M.F.A. program builds community of writers
The new Cornell College M.F.A. program is building a creative community of writers, and it’s all just beginning.
Cornell’s M.F.A in creative writing is a low-residency program, designed for writers who don’t want to disrupt their work or family lives while earning their master’s degree. With only the first residency of the program behind them, Faculty Director and poet Glenn Freeman says the small program is growing as students explore new possibilities.
“My work as an administrator is similar to how I teach creative writing: my job is to nurture this new community and allow it to find its own voice, its own identity,” Freeman said. “I don’t know what shape this new community will take, and that’s a great pleasure to imagine the possibilities and do what I can to help them come into being.”
And it’s not too late to get involved. The program has a rolling application deadline, meaning students can join the program prior to any of the five residencies throughout the two-year program. The suggested deadline to join the program ahead of the July residency is April 1. Applications will be considered after April 1 but may be waitlisted.
Andrea Wilson, Founder and Executive Director of The Iowa Writer’s House in Iowa City, Iowa, joined Cornell’s program for the first residency, which was held online due to the pandemic.
“Choosing to get an M.F.A. is a big decision, especially at the mid-career point,” Wilson said. “I have had an essay collection in the works for some time and wanted to dedicate myself to that goal. I was looking for a degree program that would offer me the opportunities to work one on one with a mentor and allow me to experiment with nonfiction hybrid forms.”
Wilson has traveled the world telling the stories of those she has met. She’s also one of the editors of a three-volume anthology, “We the Interwoven,” which tells the story of bicultural Iowa through immigrant voices.
She’s now sharing her many experiences and knowledge with her fellow Cornell M.F.A. writers as she continues through the low-residency program.
“It’s really great to have Andrea in the program,” Freeman said. “She comes to us with a wealth of professional experience in arts administration. “She’s dedicated herself to helping other writers find their voices, and now that she’s taking the next step with her own writing, it’s gratifying to be able to help her in her journey.”
At this point in the program, all of the students are working with their mentors on their individualized projects as they prepare for the next residency, July 1–9.
“Each instructor brings something unique to the table,” Wilson said. “Steven Dunn is my mentor this semester and his feedback on my work is helping me take my prose to new levels. I need to be pushed in the ways and directions he is encouraging me to explore. The program feels like a safe container for the artistic exploration I’ve always wanted to do.”
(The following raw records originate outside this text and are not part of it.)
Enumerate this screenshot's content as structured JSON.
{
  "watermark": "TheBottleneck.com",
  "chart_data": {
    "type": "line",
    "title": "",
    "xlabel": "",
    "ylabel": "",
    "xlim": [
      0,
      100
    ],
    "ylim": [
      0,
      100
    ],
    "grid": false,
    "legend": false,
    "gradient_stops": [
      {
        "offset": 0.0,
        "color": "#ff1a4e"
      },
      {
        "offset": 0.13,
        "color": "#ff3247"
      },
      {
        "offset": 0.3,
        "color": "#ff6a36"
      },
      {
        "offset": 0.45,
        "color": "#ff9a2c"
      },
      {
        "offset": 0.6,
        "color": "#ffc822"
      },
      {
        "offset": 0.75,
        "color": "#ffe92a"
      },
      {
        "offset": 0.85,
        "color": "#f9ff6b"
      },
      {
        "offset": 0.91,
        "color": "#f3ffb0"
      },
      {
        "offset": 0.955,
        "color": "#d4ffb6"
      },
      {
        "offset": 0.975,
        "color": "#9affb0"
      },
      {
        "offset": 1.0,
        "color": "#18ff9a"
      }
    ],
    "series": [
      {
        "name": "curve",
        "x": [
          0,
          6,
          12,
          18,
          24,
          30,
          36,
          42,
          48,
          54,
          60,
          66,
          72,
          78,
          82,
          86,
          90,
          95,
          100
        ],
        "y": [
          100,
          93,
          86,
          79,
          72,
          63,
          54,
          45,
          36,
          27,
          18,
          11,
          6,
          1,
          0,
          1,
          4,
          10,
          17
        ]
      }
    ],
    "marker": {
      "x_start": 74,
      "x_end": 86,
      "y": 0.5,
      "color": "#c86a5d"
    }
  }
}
Freeman says, even though the first residency was online, it was a whirlwind of creative activity and energy.
“Besides working with our core faculty, we had readings and seminars with poets Amaud Jamaul Johnson and Patrick Rosal, debut fiction writer Rachel Swearingen and essayists Tyrese Coleman, and Sejal Shah,” Freeman said. “Poet and essayist Sebastian Matthews gave a talk on hybrid genres that ended up becoming a theme for the residency: students started to see how their own writing might push boundaries.”
Wilson and Freeman are looking forward to the next residency in July to continue to share their art.
“I think the combination of getting a master’s and completing a manuscript is what makes this program exactly what I needed as the next step in my career,” Wilson said.
Those interested in applying can request more information on the program’s webpage.
- July 1–9, 2021
- Dec. 30, 2021–Jan. 7, 2022
- July 1–9, 2022
- Dec. 30, 2022–Jan. 7, 2023